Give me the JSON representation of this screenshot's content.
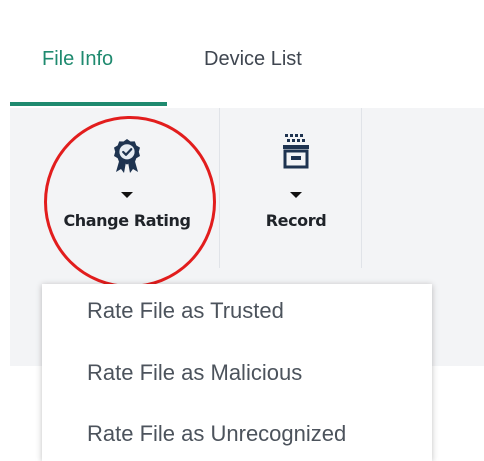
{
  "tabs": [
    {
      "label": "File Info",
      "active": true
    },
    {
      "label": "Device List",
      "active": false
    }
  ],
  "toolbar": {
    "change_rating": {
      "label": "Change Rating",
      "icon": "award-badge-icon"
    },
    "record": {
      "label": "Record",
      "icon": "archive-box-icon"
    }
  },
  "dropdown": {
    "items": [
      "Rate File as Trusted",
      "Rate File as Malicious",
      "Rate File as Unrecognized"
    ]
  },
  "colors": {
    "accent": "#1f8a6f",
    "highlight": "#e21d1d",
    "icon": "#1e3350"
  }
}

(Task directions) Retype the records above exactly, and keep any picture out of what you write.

(Result of this task)
Give me the JSON representation of this screenshot's content.
{
  "tabs": [
    {
      "label": "File Info",
      "active": true
    },
    {
      "label": "Device List",
      "active": false
    }
  ],
  "toolbar": {
    "change_rating": {
      "label": "Change Rating",
      "icon": "award-badge-icon"
    },
    "record": {
      "label": "Record",
      "icon": "archive-box-icon"
    }
  },
  "dropdown": {
    "items": [
      "Rate File as Trusted",
      "Rate File as Malicious",
      "Rate File as Unrecognized"
    ]
  },
  "colors": {
    "accent": "#1f8a6f",
    "highlight": "#e21d1d",
    "icon": "#1e3350"
  }
}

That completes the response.